I straightened it and cropped out the intrusion on the right, and worked with the color sliders in Lightroom, adjusting the luminance and saturation of the relevant colors. The danger is to avoid overdoing it so that it creates an artificial look. I also used the contrast filters, working with shadow and darkness to bring in some detail of the foreground rooftops but not wanting to create too much noise. It is always a balance between sharpening and noise when you are pulling up the shadows, particularly as you go to higher ISOs.
I was particularly concerned about the yellow and brightened and saturated as far as I felt was plausible. These were the colors that were there and that I saw, if perhaps more muted.
So the questions: Is this a real sunset? Is it a realistic sunset? Should we leave it alone, and not adjust the color at all?
We know that there are multiple colors: what is shot, what shows in the camera, what shows on the monitor, what ultimately prints, and how other people see it on their myriads of monitors. I recall a favorite saying, purportedly from a philosopher whose name escapes me, that essentially states, "I see blue and you see blue, but the blue I see is not the blue you see."

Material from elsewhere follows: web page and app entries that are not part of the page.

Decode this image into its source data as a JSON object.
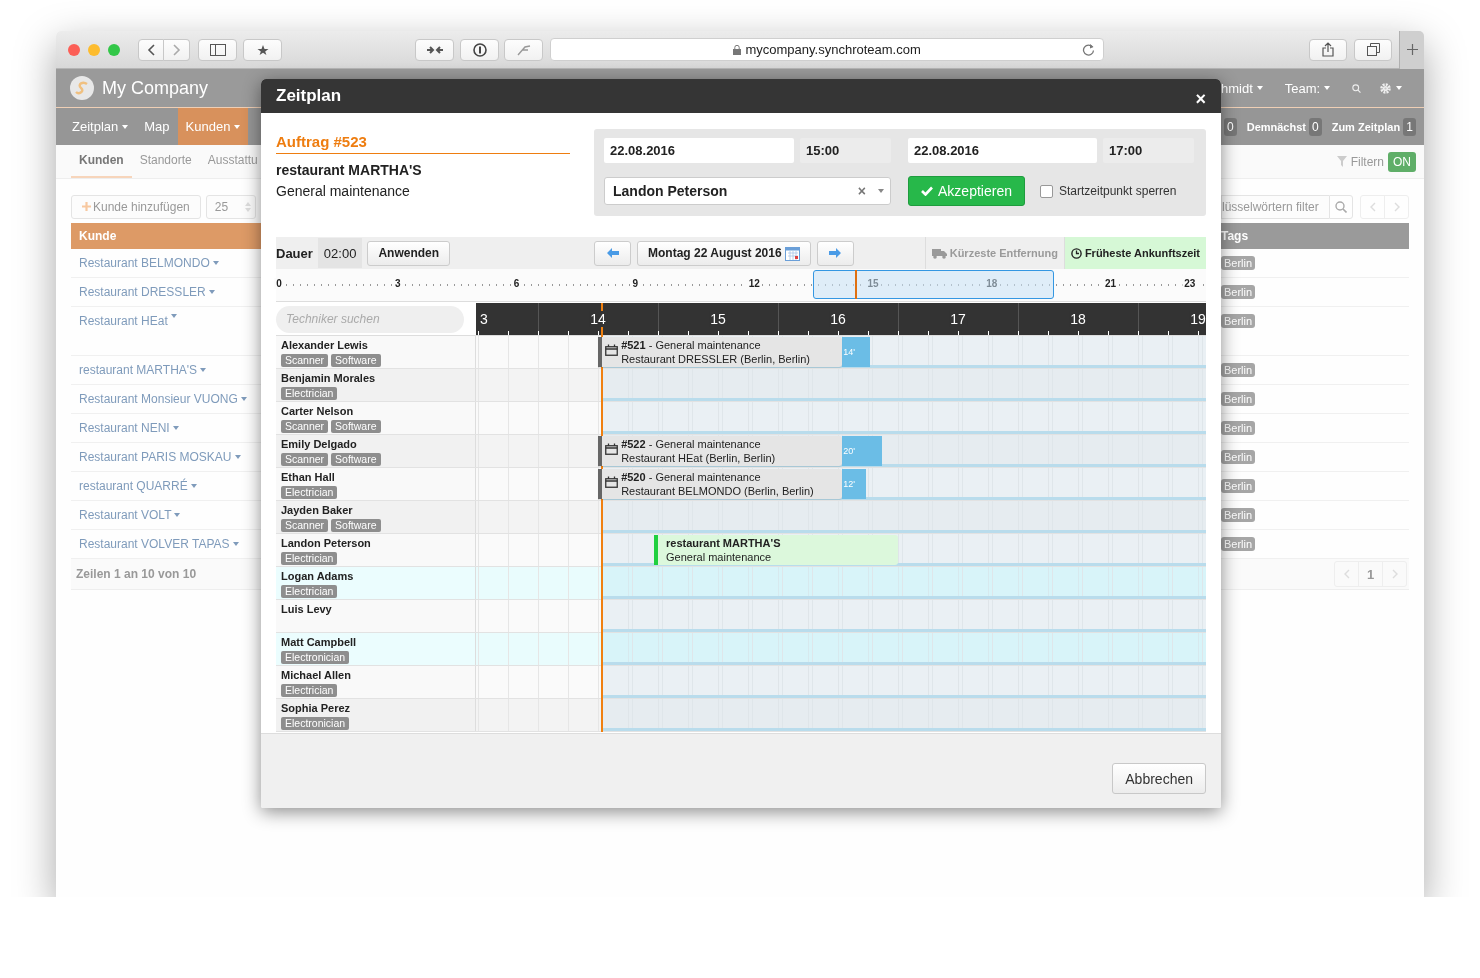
{
  "browser": {
    "url": "mycompany.synchroteam.com"
  },
  "app": {
    "brand": "My Company",
    "user_menu": "hmidt",
    "team_menu": "Team:",
    "nav": [
      {
        "label": "Zeitplan",
        "dropdown": true,
        "selected": false
      },
      {
        "label": "Map",
        "dropdown": false,
        "selected": false
      },
      {
        "label": "Kunden",
        "dropdown": true,
        "selected": true
      }
    ],
    "counters": [
      {
        "count": "0"
      },
      {
        "label": "Demnächst",
        "count": "0"
      },
      {
        "label": "Zum Zeitplan",
        "count": "1"
      }
    ],
    "subtabs": [
      {
        "label": "Kunden",
        "selected": true
      },
      {
        "label": "Standorte",
        "selected": false
      },
      {
        "label": "Ausstattu",
        "selected": false
      }
    ],
    "filter": {
      "label": "Filtern",
      "state": "ON"
    },
    "add_button": "Kunde hinzufügen",
    "page_size": "25",
    "search_placeholder": "lüsselwörtern filter",
    "table": {
      "columns": [
        "Kunde",
        "Tags"
      ],
      "rows": [
        {
          "name": "Restaurant BELMONDO",
          "tag": "Berlin",
          "tall": false
        },
        {
          "name": "Restaurant DRESSLER",
          "tag": "Berlin",
          "tall": false
        },
        {
          "name": "Restaurant HEat",
          "tag": "Berlin",
          "tall": true
        },
        {
          "name": "restaurant MARTHA'S",
          "tag": "Berlin",
          "tall": false
        },
        {
          "name": "Restaurant Monsieur VUONG",
          "tag": "Berlin",
          "tall": false
        },
        {
          "name": "Restaurant NENI",
          "tag": "Berlin",
          "tall": false
        },
        {
          "name": "Restaurant PARIS MOSKAU",
          "tag": "Berlin",
          "tall": false
        },
        {
          "name": "restaurant QUARRÉ",
          "tag": "Berlin",
          "tall": false
        },
        {
          "name": "Restaurant VOLT",
          "tag": "Berlin",
          "tall": false
        },
        {
          "name": "Restaurant VOLVER TAPAS",
          "tag": "Berlin",
          "tall": false
        }
      ]
    },
    "footer": "Zeilen 1 an 10 von 10",
    "pager_page": "1"
  },
  "dialog": {
    "title": "Zeitplan",
    "close": "×",
    "order": {
      "heading": "Auftrag #523",
      "customer": "restaurant MARTHA'S",
      "job": "General maintenance"
    },
    "form": {
      "start_date": "22.08.2016",
      "start_time": "15:00",
      "end_date": "22.08.2016",
      "end_time": "17:00",
      "technician": "Landon Peterson",
      "clear": "×",
      "accept": "Akzeptieren",
      "lock": {
        "label": "Startzeitpunkt sperren",
        "checked": false
      }
    },
    "toolbar": {
      "duration_label": "Dauer",
      "duration": "02:00",
      "apply": "Anwenden",
      "date": "Montag 22 August 2016",
      "sort_options": [
        {
          "kind": "distance",
          "label": "Kürzeste Entfernung",
          "selected": false
        },
        {
          "kind": "arrival",
          "label": "Früheste Ankunftszeit",
          "selected": true
        }
      ]
    },
    "overview_ticks": [
      "0",
      "3",
      "6",
      "9",
      "12",
      "15",
      "18",
      "21",
      "23"
    ],
    "now_marker": {
      "level": 0.6056
    },
    "search_placeholder": "Techniker suchen",
    "hours": [
      "3",
      "14",
      "15",
      "16",
      "17",
      "18",
      "19"
    ],
    "technicians": [
      {
        "name": "Alexander Lewis",
        "tags": [
          "Scanner",
          "Software"
        ],
        "available": false,
        "bookings": [
          {
            "kind": "job",
            "title": "**#521** - General maintenance",
            "location": "Restaurant DRESSLER (Berlin, Berlin)",
            "travel": "14'"
          }
        ]
      },
      {
        "name": "Benjamin Morales",
        "tags": [
          "Electrician"
        ],
        "available": false
      },
      {
        "name": "Carter Nelson",
        "tags": [
          "Scanner",
          "Software"
        ],
        "available": false
      },
      {
        "name": "Emily Delgado",
        "tags": [
          "Scanner",
          "Software"
        ],
        "available": false,
        "bookings": [
          {
            "kind": "job",
            "title": "**#522** - General maintenance",
            "location": "Restaurant HEat (Berlin, Berlin)",
            "travel": "20'"
          }
        ]
      },
      {
        "name": "Ethan Hall",
        "tags": [
          "Electrician"
        ],
        "available": false,
        "bookings": [
          {
            "kind": "job",
            "title": "**#520** - General maintenance",
            "location": "Restaurant BELMONDO (Berlin, Berlin)",
            "travel": "12'"
          }
        ]
      },
      {
        "name": "Jayden Baker",
        "tags": [
          "Scanner",
          "Software"
        ],
        "available": false
      },
      {
        "name": "Landon Peterson",
        "tags": [
          "Electrician"
        ],
        "available": false,
        "bookings": [
          {
            "kind": "proposal",
            "customer": "restaurant MARTHA'S",
            "job": "General maintenance"
          }
        ]
      },
      {
        "name": "Logan Adams",
        "tags": [
          "Electrician"
        ],
        "available": true
      },
      {
        "name": "Luis Levy",
        "available": false
      },
      {
        "name": "Matt Campbell",
        "tags": [
          "Electronician"
        ],
        "available": true
      },
      {
        "name": "Michael Allen",
        "tags": [
          "Electrician"
        ],
        "available": false
      },
      {
        "name": "Sophia Perez",
        "tags": [
          "Electronician"
        ],
        "available": false
      }
    ],
    "cancel": "Abbrechen"
  }
}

To saturate, you are deepening a color already there. I don’t adjust hue, but to increase or decrease luminance is still to work with the color that is already there. I suppose if I went too far and turned this into a cartoon, or so exaggerated the colors that it no longer looked “real,” I would have lost reality. But on the other hand, if I boost what is already there to, in my mind, get back to reality, to the sensation and impact of what I perceived (even if not exactly what I saw), is that any less real? If we now see details in the foreground that were not visible as the camera exposed for the highlights, isn’t that still the reality?